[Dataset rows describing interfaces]
◇ ◇ ◇ ◇
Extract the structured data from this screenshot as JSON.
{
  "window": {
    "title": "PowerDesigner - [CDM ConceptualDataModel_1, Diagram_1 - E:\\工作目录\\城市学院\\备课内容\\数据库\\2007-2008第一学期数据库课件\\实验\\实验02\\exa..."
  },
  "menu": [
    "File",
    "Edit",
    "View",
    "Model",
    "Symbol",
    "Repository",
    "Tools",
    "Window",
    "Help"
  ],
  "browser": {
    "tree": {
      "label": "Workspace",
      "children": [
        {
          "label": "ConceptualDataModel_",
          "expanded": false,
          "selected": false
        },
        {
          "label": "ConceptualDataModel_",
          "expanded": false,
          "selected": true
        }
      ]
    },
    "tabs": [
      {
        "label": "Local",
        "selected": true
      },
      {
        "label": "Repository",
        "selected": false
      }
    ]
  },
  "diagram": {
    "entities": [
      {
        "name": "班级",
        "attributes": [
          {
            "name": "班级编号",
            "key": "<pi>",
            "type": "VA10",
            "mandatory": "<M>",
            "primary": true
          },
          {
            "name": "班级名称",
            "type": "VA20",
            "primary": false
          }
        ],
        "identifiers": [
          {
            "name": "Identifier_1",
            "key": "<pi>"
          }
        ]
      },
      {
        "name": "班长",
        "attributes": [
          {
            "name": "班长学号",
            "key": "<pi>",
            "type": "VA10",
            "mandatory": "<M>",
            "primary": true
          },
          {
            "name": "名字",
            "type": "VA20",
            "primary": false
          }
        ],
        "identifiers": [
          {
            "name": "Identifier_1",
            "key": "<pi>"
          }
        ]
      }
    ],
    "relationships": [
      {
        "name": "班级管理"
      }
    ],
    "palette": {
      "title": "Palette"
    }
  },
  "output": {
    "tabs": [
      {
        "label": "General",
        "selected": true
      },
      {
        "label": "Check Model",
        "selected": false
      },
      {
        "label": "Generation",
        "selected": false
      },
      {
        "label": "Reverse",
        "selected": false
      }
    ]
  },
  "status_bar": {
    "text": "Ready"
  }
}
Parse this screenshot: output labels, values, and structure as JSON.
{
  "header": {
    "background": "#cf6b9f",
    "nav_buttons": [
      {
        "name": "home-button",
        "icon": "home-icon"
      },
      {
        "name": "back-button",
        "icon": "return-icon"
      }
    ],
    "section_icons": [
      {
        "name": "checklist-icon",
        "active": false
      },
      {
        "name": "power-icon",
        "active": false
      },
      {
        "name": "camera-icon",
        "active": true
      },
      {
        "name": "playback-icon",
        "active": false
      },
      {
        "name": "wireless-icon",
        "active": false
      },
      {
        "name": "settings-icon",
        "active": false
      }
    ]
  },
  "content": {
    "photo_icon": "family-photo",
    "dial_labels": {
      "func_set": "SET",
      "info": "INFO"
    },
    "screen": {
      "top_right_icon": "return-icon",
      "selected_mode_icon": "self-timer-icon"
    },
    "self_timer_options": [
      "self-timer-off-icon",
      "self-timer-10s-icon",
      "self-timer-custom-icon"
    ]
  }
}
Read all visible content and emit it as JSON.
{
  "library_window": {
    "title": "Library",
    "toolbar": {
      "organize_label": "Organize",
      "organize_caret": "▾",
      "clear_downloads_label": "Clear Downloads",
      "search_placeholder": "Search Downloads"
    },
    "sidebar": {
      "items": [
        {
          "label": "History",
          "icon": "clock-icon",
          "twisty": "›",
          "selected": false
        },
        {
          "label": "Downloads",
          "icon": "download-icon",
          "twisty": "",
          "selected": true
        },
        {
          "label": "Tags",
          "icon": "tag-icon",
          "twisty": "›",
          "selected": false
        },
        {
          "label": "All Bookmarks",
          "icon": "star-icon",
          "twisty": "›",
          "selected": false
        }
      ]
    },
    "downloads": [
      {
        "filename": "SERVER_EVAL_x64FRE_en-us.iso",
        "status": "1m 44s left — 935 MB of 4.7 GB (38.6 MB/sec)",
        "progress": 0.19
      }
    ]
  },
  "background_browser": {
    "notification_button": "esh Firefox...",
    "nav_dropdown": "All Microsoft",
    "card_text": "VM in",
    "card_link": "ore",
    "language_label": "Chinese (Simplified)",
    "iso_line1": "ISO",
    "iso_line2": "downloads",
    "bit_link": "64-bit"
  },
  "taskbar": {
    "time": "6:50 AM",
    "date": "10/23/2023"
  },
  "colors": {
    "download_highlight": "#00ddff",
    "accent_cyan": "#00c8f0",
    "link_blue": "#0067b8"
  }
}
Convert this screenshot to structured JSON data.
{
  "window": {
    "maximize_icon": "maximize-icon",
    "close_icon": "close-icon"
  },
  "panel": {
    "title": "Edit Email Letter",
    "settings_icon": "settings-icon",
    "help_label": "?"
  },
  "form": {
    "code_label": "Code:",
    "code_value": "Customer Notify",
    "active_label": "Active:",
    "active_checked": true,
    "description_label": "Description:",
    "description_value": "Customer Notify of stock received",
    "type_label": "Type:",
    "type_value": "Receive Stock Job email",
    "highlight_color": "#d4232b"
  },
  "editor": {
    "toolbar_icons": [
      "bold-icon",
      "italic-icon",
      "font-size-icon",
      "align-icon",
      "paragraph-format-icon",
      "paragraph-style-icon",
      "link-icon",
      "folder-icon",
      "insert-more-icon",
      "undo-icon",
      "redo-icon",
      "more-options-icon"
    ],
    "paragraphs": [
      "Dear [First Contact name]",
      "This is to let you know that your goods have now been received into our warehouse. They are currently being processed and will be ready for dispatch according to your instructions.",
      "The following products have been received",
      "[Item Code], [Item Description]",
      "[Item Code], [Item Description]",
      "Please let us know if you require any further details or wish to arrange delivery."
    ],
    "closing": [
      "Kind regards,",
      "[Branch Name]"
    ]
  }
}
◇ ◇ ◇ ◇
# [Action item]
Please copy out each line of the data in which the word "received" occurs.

# [Answer space]
    "description_value": "Customer Notify of stock received",
      "This is to let you know that your goods have now been received into our warehouse. They are currently being processed and will be ready for dispatch according to your instructions.",
      "The following products have been received",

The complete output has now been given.